By Andy Sambidge
Business activity tracker in Gulf kingdom falls from four-month high in September
Growth of business activity in Saudi Arabia's non-oil private sector fell slightly in October from a four-month high, a survey of over 400 private companies showed on Monday.
The SABB HSBC Saudi Arabia Purchasing Managers' Index, which measures activity in the manufacturing and services sectors, was 59.8 points last month compared to 60.3 points in September.
The seasonally adjusted index remains well above the 50-point mark separating growth from contraction.
Underpinning the latest improvement in operating performance were further increases in both output and new business, the survey showed.
Rates of expansion slowed marginally from recent highs, but remained substantial and above survey averages.
Companies reported that the domestic market remained the prime source of new orders, reflecting improving sentiment and successful marketing initiatives.
Levels of new export business also continued to rise in October, despite signs of slower growth of the global economy in recent months. Survey respondents mainly linked improved foreign demand to gains in new business from within the GCC.
Strong growth of new business increased the pressure on capacity in the non-oil producing sector. This was highlighted by a series-record increase in levels of work-in-hand (but not yet completed) in October. Subsequently, companies increased employment for the 13th successive month.
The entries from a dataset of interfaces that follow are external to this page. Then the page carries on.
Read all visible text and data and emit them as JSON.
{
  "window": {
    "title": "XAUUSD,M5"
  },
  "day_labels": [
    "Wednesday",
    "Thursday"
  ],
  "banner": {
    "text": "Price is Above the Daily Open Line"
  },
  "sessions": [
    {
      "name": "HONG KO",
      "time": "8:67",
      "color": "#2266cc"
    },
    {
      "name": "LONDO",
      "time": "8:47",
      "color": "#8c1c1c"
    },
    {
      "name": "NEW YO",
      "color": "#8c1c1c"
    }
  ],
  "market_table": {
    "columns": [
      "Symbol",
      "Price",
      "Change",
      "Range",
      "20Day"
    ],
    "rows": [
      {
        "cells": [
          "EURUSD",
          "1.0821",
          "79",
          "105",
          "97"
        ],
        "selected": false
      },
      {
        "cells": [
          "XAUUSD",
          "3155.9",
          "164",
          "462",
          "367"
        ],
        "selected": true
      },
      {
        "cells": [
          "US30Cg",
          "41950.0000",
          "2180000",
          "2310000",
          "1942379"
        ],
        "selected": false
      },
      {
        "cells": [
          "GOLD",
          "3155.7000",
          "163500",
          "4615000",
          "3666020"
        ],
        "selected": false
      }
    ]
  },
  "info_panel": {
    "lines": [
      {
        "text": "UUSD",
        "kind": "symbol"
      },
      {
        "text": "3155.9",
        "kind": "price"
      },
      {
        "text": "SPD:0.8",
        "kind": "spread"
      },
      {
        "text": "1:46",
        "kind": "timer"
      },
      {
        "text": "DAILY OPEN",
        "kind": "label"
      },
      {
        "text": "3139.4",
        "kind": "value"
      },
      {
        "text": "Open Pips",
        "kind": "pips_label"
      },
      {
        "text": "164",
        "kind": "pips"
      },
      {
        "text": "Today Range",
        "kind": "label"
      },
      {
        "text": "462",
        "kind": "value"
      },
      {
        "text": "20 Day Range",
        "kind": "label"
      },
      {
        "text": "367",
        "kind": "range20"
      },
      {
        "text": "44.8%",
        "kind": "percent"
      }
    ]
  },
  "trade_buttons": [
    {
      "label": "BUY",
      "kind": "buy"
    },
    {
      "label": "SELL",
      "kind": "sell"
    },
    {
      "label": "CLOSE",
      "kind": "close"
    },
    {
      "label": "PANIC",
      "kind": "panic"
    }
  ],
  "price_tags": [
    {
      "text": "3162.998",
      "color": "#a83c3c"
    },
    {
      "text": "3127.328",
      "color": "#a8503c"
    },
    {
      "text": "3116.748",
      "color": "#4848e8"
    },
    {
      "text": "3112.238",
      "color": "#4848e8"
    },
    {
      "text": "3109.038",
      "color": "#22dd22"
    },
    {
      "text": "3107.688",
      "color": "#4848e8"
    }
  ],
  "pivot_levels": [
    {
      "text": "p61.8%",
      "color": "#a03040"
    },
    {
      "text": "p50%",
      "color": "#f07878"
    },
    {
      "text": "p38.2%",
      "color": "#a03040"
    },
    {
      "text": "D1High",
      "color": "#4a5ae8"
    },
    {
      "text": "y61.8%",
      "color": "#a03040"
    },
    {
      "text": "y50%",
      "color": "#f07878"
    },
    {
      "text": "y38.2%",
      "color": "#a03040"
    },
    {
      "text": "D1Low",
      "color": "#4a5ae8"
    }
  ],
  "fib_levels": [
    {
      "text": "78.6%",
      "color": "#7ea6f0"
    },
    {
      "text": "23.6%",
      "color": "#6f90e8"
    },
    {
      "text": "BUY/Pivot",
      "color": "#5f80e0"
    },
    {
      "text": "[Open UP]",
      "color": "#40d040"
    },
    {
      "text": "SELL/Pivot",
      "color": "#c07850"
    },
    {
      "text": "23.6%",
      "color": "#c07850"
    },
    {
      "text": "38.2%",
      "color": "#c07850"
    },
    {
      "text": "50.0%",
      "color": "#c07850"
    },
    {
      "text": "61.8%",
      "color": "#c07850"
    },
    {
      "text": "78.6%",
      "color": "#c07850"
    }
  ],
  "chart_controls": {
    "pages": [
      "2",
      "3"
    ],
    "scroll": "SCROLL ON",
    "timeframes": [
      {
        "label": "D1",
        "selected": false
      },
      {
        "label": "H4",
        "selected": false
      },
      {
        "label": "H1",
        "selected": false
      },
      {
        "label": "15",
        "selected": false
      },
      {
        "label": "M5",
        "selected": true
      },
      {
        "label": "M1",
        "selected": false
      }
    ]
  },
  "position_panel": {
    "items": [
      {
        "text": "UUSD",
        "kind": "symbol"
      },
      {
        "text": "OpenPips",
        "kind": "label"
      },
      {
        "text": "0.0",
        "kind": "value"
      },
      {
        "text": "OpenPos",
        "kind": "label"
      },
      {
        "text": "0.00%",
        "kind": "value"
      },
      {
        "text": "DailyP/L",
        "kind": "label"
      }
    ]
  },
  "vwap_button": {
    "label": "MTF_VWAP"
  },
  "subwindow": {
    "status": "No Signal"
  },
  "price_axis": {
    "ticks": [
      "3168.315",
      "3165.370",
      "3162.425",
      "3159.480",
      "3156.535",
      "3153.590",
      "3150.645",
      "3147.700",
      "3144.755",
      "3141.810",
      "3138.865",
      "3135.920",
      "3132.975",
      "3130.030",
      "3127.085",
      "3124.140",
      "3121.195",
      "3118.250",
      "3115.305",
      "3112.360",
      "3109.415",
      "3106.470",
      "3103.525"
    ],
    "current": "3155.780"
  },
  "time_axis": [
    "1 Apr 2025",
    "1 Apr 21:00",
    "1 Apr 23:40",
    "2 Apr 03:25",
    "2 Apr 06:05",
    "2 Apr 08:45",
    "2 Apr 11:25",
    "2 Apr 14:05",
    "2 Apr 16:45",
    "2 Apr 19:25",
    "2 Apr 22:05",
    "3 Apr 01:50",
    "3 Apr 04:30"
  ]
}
The survey also showed that average selling prices rose for the second successive month and at the fastest rate since June 2011. There were also reports of charges being raised in line with higher input costs.
Overall, input prices posted a further increase during the latest survey period, reflecting higher staff costs and purchase prices.
Average wages and salaries were only moderately higher than in September, with the vast majority of companies reporting no change.
Purchasing activity rose sharply in October, continuing a trend observed throughout the survey history. Companies raised input buying volumes in response to increases in business activity and incoming new work.